I was born on 19 March 1957 in the German industrial town of Castrop-Rauxel in the heart of the Ruhr valley, an area affectionately referred to by locals as the Kohlenpott, meaning coal pot. I don’t know if my Papa was able to witness my earthly arrival, since it was Tuesday, and he may well have been at the coal mine making the wheels go round, but I know for a fact that my Mama attended the happy occasion. She must have liked me a lot, because she even took me home with her when she left the hospital, an act of kindness she has never regretted despite all the heartache I was to give her in the years to come. Truly a remarkable woman!

I remember a carefree childhood, playing in grimy backyards between chicken coops and rhubarb patches, and sliding down the dusty coal dumps by the power station behind our house, which was of course strictly prohibited and therefore twice as exciting. My horizon consisted of smoke-belching coal mines, coking ovens and steel mills, and the sights and sounds of those massive green electric locomotives with endless coal trains in tow left a lasting impression on me.

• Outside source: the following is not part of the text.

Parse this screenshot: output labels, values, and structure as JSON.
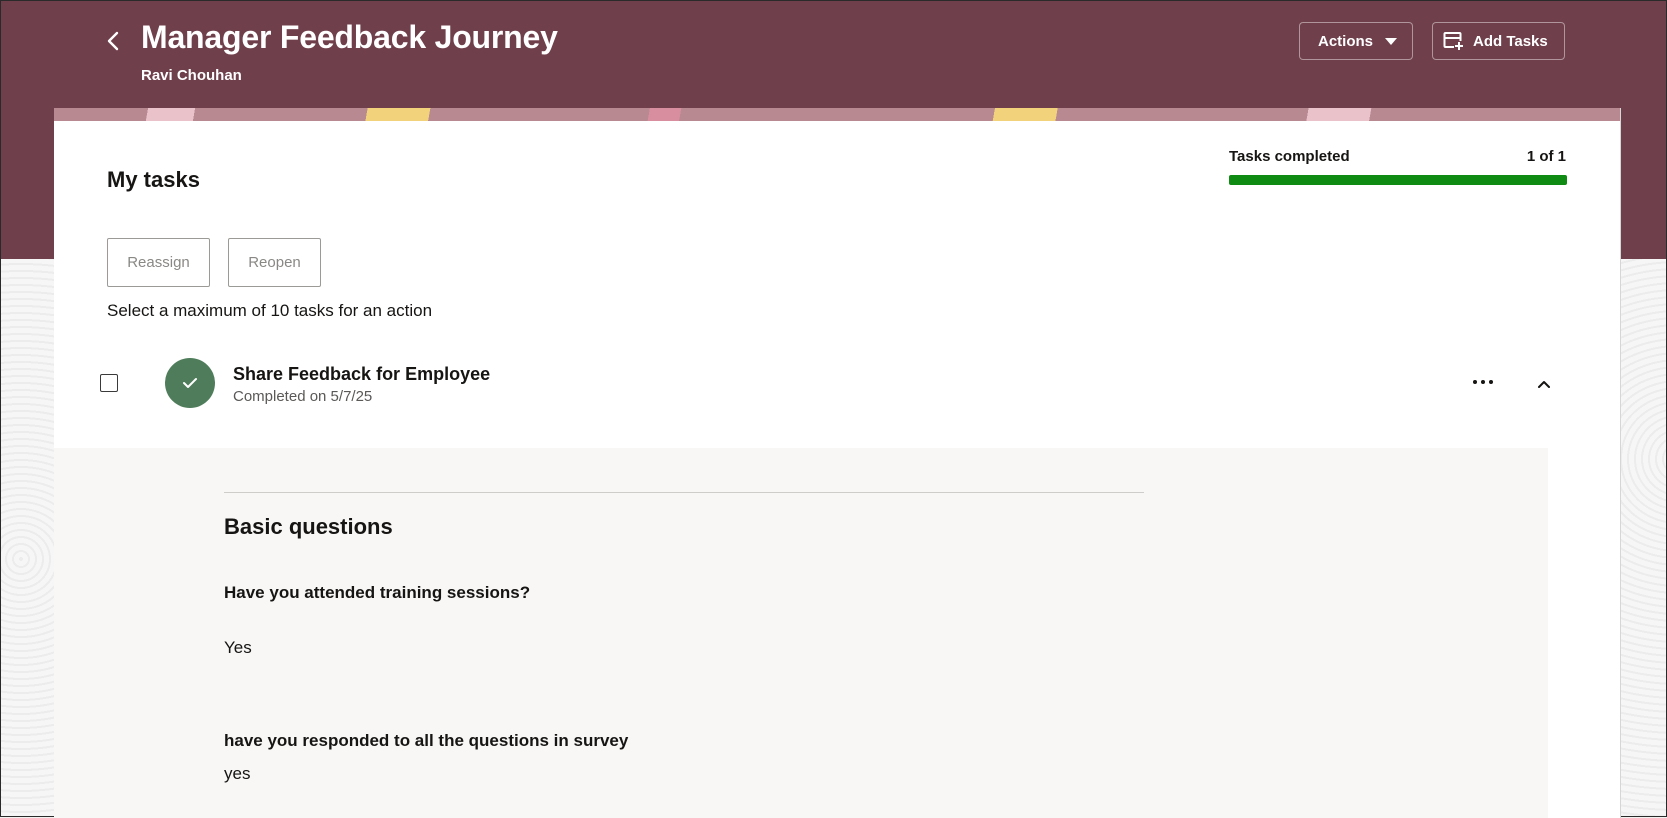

Among the performers in this industrial drama I had one hero: My Papa! Not only did he have the guts to go into the belly of that fire-spitting dragon every morning, but he came out again in the evening to bring home a sandwich left over from his lunch, just for me. The aroma of coal, oil and welding grime that impregnated those sandwiches made them the best in the world, and I loved them because they smelled just like my Papa after work.

In 1962 my Papa took me on a holiday to the Baltic Sea. We went there every year, but this time my Mama didn’t join us. I wasn’t offered an explanation, and the excitement of a trip to the sea overrode my desire to know why she was staying behind, but I was confronted with the devastating truth upon our return. In my absence my Mama had betrayed me! In her arms she held a baby girl, whom she introduced as my sister Astrid, and to whom I was supposed to be nice, despite the fact that this little brat had just invaded my territory. I swore a solemn oath by all the smoking chimneys of the Kohlenpott that I would make my sister’s life as difficult as possible, and by her own admission, I did. Mission accomplished!